▶ _PROBLEM_
Images excepted, the data below must be repeated exactly.

SUPPLIED MATERIAL: Begin

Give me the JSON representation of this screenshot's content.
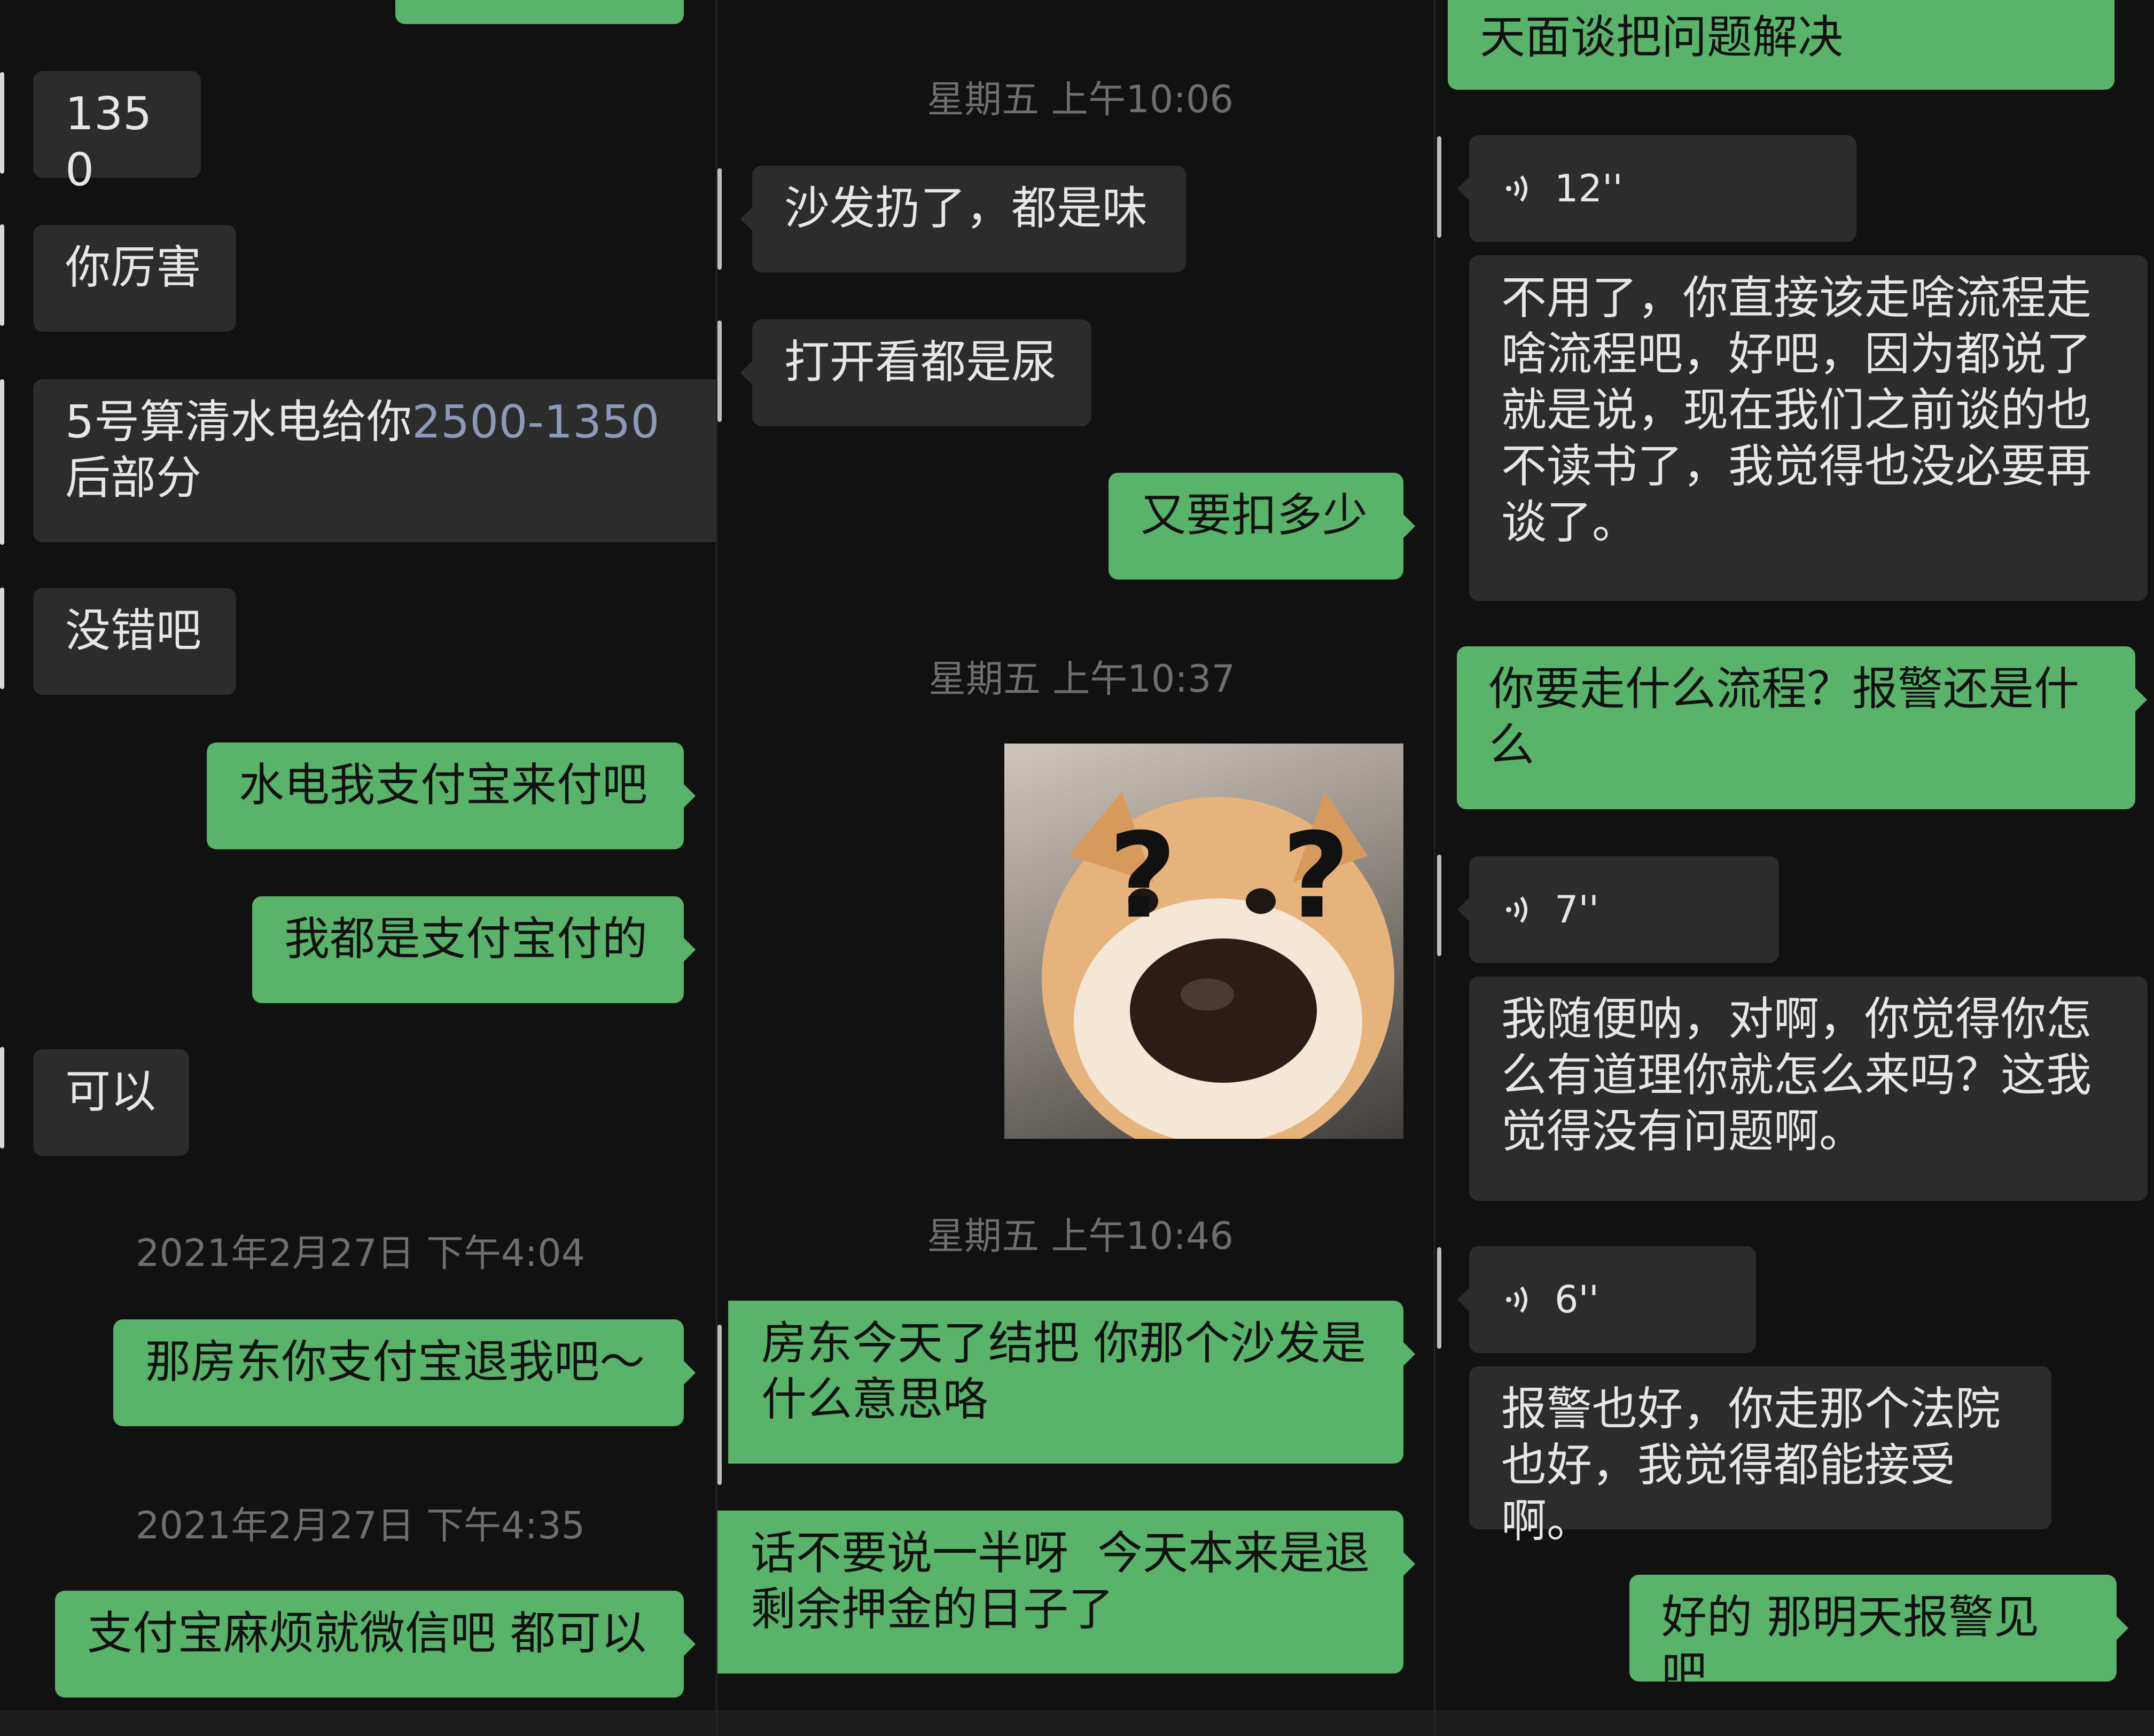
{
  "panel1": {
    "messages": [
      {
        "text": "1350"
      },
      {
        "text": "你厉害"
      },
      {
        "text_a": "5号算清水电给你",
        "text_hl": "2500-1350",
        "text_b": "后部分"
      },
      {
        "text": "没错吧"
      },
      {
        "text": "水电我支付宝来付吧"
      },
      {
        "text": "我都是支付宝付的"
      },
      {
        "text": "可以"
      },
      {
        "text": "那房东你支付宝退我吧～"
      },
      {
        "text": "支付宝麻烦就微信吧 都可以"
      }
    ],
    "timestamps": [
      "2021年2月27日 下午4:04",
      "2021年2月27日 下午4:35"
    ]
  },
  "panel2": {
    "timestamps": [
      "星期五 上午10:06",
      "星期五 上午10:37",
      "星期五 上午10:46"
    ],
    "messages": [
      {
        "text": "沙发扔了，都是味"
      },
      {
        "text": "打开看都是尿"
      },
      {
        "text": "又要扣多少"
      },
      {
        "text": "房东今天了结把 你那个沙发是什么意思咯"
      },
      {
        "text": "话不要说一半呀  今天本来是退剩余押金的日子了"
      }
    ],
    "sticker": {
      "question_marks": "? ?",
      "icon": "shiba-inu-confused-sticker"
    }
  },
  "panel3": {
    "messages": [
      {
        "text": "天面谈把问题解决"
      },
      {
        "text": "不用了，你直接该走啥流程走啥流程吧，好吧，因为都说了就是说，现在我们之前谈的也不读书了，我觉得也没必要再谈了。"
      },
      {
        "text": "你要走什么流程？报警还是什么"
      },
      {
        "text": "我随便呐，对啊，你觉得你怎么有道理你就怎么来吗？这我觉得没有问题啊。"
      },
      {
        "text": "报警也好，你走那个法院也好，我觉得都能接受啊。"
      },
      {
        "text": "好的 那明天报警见吧"
      }
    ],
    "voice": [
      {
        "duration": "12''"
      },
      {
        "duration": "7''"
      },
      {
        "duration": "6''"
      }
    ]
  },
  "colors": {
    "background": "#111111",
    "incoming_bubble": "#2c2c2c",
    "outgoing_bubble": "#5ab36a",
    "timestamp_text": "#6e6e6e",
    "highlight_number": "#8c99b8"
  }
}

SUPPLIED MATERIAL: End

▶ _YOUR RESPONSE_
Give me the JSON representation of this screenshot's content.
{
  "panel1": {
    "messages": [
      {
        "text": "1350"
      },
      {
        "text": "你厉害"
      },
      {
        "text_a": "5号算清水电给你",
        "text_hl": "2500-1350",
        "text_b": "后部分"
      },
      {
        "text": "没错吧"
      },
      {
        "text": "水电我支付宝来付吧"
      },
      {
        "text": "我都是支付宝付的"
      },
      {
        "text": "可以"
      },
      {
        "text": "那房东你支付宝退我吧～"
      },
      {
        "text": "支付宝麻烦就微信吧 都可以"
      }
    ],
    "timestamps": [
      "2021年2月27日 下午4:04",
      "2021年2月27日 下午4:35"
    ]
  },
  "panel2": {
    "timestamps": [
      "星期五 上午10:06",
      "星期五 上午10:37",
      "星期五 上午10:46"
    ],
    "messages": [
      {
        "text": "沙发扔了，都是味"
      },
      {
        "text": "打开看都是尿"
      },
      {
        "text": "又要扣多少"
      },
      {
        "text": "房东今天了结把 你那个沙发是什么意思咯"
      },
      {
        "text": "话不要说一半呀  今天本来是退剩余押金的日子了"
      }
    ],
    "sticker": {
      "question_marks": "? ?",
      "icon": "shiba-inu-confused-sticker"
    }
  },
  "panel3": {
    "messages": [
      {
        "text": "天面谈把问题解决"
      },
      {
        "text": "不用了，你直接该走啥流程走啥流程吧，好吧，因为都说了就是说，现在我们之前谈的也不读书了，我觉得也没必要再谈了。"
      },
      {
        "text": "你要走什么流程？报警还是什么"
      },
      {
        "text": "我随便呐，对啊，你觉得你怎么有道理你就怎么来吗？这我觉得没有问题啊。"
      },
      {
        "text": "报警也好，你走那个法院也好，我觉得都能接受啊。"
      },
      {
        "text": "好的 那明天报警见吧"
      }
    ],
    "voice": [
      {
        "duration": "12''"
      },
      {
        "duration": "7''"
      },
      {
        "duration": "6''"
      }
    ]
  },
  "colors": {
    "background": "#111111",
    "incoming_bubble": "#2c2c2c",
    "outgoing_bubble": "#5ab36a",
    "timestamp_text": "#6e6e6e",
    "highlight_number": "#8c99b8"
  }
}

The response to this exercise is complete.